Lessons in Creativity, Resourcefulness, From Small Town U.S.A.
Want to learn how to succeed in today’s business environment? Talk to a small town entrepreneur.
Small town business owners have always had to be tough, creative and resourceful – and nearly flawless in their customer service. As a result, they have a lot to teach others in business, including travel sellers, according to rural entrepreneur, consultant and speaker Becky McCray.
McCray lives in a community of 30, just outside the “big town” of Alva, Okla., (population, 5,000). She runs a local liquor store that she inherited from her mother; operates a cattle ranch with her husband; teaches online marketing skills to destination marketing organizations, and consults to small towns.
She is also writing, with co-author Barry Moltz, a book whose working title is From Small Town to Small World: Survival Secrets of Rural Entrepreneurs.
In the first of a two-part series, Travel Market Report asked McCray to explain what small town businesspeople do differently and what travel agents can learn from them.
What’s different about doing business in a small town?
McCray: Some of the things that are different about doing business in a small town make a lot of sense to people that are doing business online. They are things that started in small towns.
McCray: We have always dealt with the fact that any one of our customers could talk to any other of our customers in a small town. Word used to travel through the local coffee shop and get spread around town pretty quickly. Now it spreads online.
For a long time, small town businesses have relied on customer service, knowing the likes and dislikes of their customers, knowing their families. That kind of knowledge about your customer has meant that small town businesses could be kings at customer service.
Are business conditions tougher in small towns?
McCray: Small town businesses frequently have had to deal with less demand because we have a smaller customer base. We’ve had to deal with tighter lending, because we’re dealing with hometown banks.

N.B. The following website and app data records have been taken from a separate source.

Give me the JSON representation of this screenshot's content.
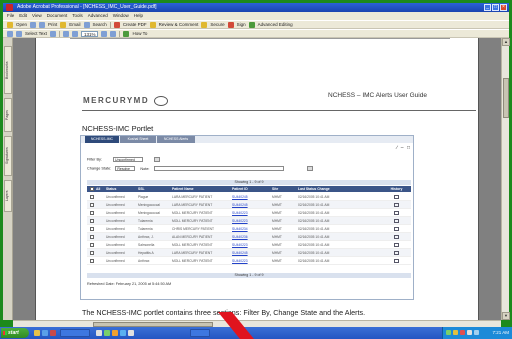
{
  "window": {
    "title": "Adobe Acrobat Professional - [NCHESS_IMC_User_Guide.pdf]",
    "controls": [
      "_",
      "□",
      "×"
    ]
  },
  "menu": [
    "File",
    "Edit",
    "View",
    "Document",
    "Tools",
    "Advanced",
    "Window",
    "Help"
  ],
  "toolbar1": {
    "open": "Open",
    "print": "Print",
    "email": "Email",
    "search": "Search",
    "create_pdf": "Create PDF",
    "review": "Review & Comment",
    "secure": "Secure",
    "sign": "Sign",
    "advanced_editing": "Advanced Editing"
  },
  "toolbar2": {
    "select_text": "Select Text",
    "zoom": "131%",
    "view": "How To"
  },
  "left_rail": [
    "Bookmarks",
    "Pages",
    "Signatures",
    "Layers"
  ],
  "doc": {
    "logo": "MERCURYMD",
    "header_title": "NCHESS – IMC Alerts User Guide",
    "portlet_heading": "NCHESS-IMC Portlet",
    "caption": "The NCHESS-IMC portlet contains three sections: Filter By, Change State and the Alerts."
  },
  "portlet": {
    "tabs": [
      "NCHESS-IMC",
      "Kushal Sheet",
      "NCHESS Alerts"
    ],
    "controls": "∕ – □",
    "filter_label": "Filter By:",
    "filter_value": "Unconfirmed",
    "change_state_label": "Change State:",
    "change_state_value": "Resolve",
    "note_label": "Note:",
    "showing": "Showing 1 - 9 of 9",
    "headers": [
      "",
      "All",
      "Status",
      "SSL",
      "Patient Name",
      "Patient ID",
      "Site",
      "Last Status Change",
      "History"
    ],
    "rows": [
      {
        "status": "Unconfirmed",
        "ssl": "Plague",
        "name": "LARA MERCURY PATIENT",
        "id": "SU440245",
        "site": "MHMT",
        "changed": "02/16/2005 10:41 AM"
      },
      {
        "status": "Unconfirmed",
        "ssl": "Meningococcal",
        "name": "LARA MERCURY PATIENT",
        "id": "SU440245",
        "site": "MHMT",
        "changed": "02/16/2005 10:41 AM"
      },
      {
        "status": "Unconfirmed",
        "ssl": "Meningococcal",
        "name": "MOLL MERCURY PATIENT",
        "id": "SU440223",
        "site": "MHMT",
        "changed": "02/16/2005 10:41 AM"
      },
      {
        "status": "Unconfirmed",
        "ssl": "Tularemia",
        "name": "MOLL MERCURY PATIENT",
        "id": "SU440223",
        "site": "MHMT",
        "changed": "02/16/2005 10:41 AM"
      },
      {
        "status": "Unconfirmed",
        "ssl": "Tularemia",
        "name": "CHRIS MERCURY PATIENT",
        "id": "SU440234",
        "site": "MHMT",
        "changed": "02/16/2005 10:41 AM"
      },
      {
        "status": "Unconfirmed",
        "ssl": "Anthrax, J.",
        "name": "ALAN MERCURY PATIENT",
        "id": "SU440236",
        "site": "MHMT",
        "changed": "02/16/2005 10:41 AM"
      },
      {
        "status": "Unconfirmed",
        "ssl": "Salmonella",
        "name": "MOLL MERCURY PATIENT",
        "id": "SU440223",
        "site": "MHMT",
        "changed": "02/16/2005 10:41 AM"
      },
      {
        "status": "Unconfirmed",
        "ssl": "Hepatitis A",
        "name": "LARA MERCURY PATIENT",
        "id": "SU440245",
        "site": "MHMT",
        "changed": "02/16/2005 10:41 AM"
      },
      {
        "status": "Unconfirmed",
        "ssl": "Anthrax",
        "name": "MOLL MERCURY PATIENT",
        "id": "SU440223",
        "site": "MHMT",
        "changed": "02/16/2005 10:41 AM"
      }
    ],
    "refreshed": "Refreshed Date: February 21, 2005 at 5:44:50 AM"
  },
  "taskbar": {
    "start": "start",
    "clock": "7:21 AM"
  },
  "colors": {
    "frame": "#1d8a1d",
    "header_blue": "#3b5588",
    "arrow": "#e0141e"
  }
}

We’ve had to deal with limited resources in our communities, which has just made us tough and creative. You may be in a town that has a real limited workforce. Another small town may not have educational resources. You can’t count on any one town having all the major resources that you expect in a metropolitan area.

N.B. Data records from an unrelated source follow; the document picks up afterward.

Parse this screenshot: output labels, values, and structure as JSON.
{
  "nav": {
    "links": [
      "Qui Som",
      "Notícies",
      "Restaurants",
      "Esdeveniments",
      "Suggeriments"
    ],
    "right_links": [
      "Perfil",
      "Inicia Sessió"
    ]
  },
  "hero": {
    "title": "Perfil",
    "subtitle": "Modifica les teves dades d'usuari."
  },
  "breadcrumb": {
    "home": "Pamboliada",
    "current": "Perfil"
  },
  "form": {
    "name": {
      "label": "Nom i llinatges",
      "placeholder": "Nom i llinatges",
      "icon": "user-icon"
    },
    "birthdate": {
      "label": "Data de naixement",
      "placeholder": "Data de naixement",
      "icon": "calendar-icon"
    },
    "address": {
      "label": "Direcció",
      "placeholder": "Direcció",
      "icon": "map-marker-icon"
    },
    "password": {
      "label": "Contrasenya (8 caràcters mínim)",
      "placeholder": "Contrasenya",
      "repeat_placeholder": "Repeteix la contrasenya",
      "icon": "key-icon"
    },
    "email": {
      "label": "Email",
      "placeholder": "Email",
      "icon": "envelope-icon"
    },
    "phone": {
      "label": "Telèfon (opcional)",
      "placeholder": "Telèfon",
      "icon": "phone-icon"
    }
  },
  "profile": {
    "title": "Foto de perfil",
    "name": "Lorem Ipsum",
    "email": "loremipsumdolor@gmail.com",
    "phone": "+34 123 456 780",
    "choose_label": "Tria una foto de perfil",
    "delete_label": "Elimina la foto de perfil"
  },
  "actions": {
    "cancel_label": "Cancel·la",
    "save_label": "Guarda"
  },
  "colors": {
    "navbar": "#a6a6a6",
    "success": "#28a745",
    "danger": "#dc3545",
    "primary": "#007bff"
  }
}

These things are coming into play nationally. So that creativity we’ve developed that helps small town businesses survive is now the creativity that everybody needs.
So what can small town businesspeople teach other businesspeople?
McCray: Let’s start with word getting around. Every travel agency now deals with the fact that all of their customers can discuss every element of their interaction with you online. Your customers now have the ability to talk to every other one. So if you have a problem with one customer, they can tell so many more people.
In addition your customer has the ability to connect with people to find out all the alternatives they have to dealing with a travel agent.
The solution from small towns is to treat each customer as an important individual, to give such incredible customer service to each one of them that they’re motivated to take up the other side of that and spread the good word about you.
Then they will go onto their social networks and tell all their friends, ‘Oh I just had the most amazing experience with these people. They set up my trip exactly the way I wanted. They knew what I needed. They listened to me.’ So the good word spreads also.
What other lessons might apply specifically to travel agencies?
McCray: We’ve dealt with real limited lending for a long time, which means we got real creative about ways to finance our businesses without ever borrowing, as well as being really tight. No one is as frugal as the small town entrepreneur.
Small town entrepreneurs come up with all sorts of creative ways to make do with something, to make it last longer, to do without things that more urban entrepreneurs feel they are entitled to – like a real comfy chair. A rural entrepreneur is more likely to go, ‘This chair is just fine; I can go another year on it.’
That kind of frugality is a good lesson for any business right now. The other thing is being creative about not requiring as many resources.
Say more about being creative.
McCray: Say to yourself, ‘If I didn’t have this resource, how would I get along without it? What would I do?’ Deliberately going through those questions is going to get you some creative answers that may truly improve the way you do business.
Can you make that relevant for travel agents?
McCray: You’re in an industry that’s reinventing itself, so it’s a great time to be asking those creative questions: What if something I take for granted went away or wasn’t available? What would I do in that space?
Asking those questions of yourself in a positive frame of mind puts you in a place to come up with the creative answers that may mean you go in a whole new direction that is a wonderful thing for your business.
What about the online space?
McCray: Every one of your readers knows that you are in an industry that is being squeezed from all sides. It has never been more important for you to communicate directly, one on one with your customers.
It’s never been more important for you to be remarkable, exciting and different, and the only way to do that is one to one, and the only way to make that happen is to get online. That’s where your customers are more than ever.
Next time: Small town secrets to building community – and business – online.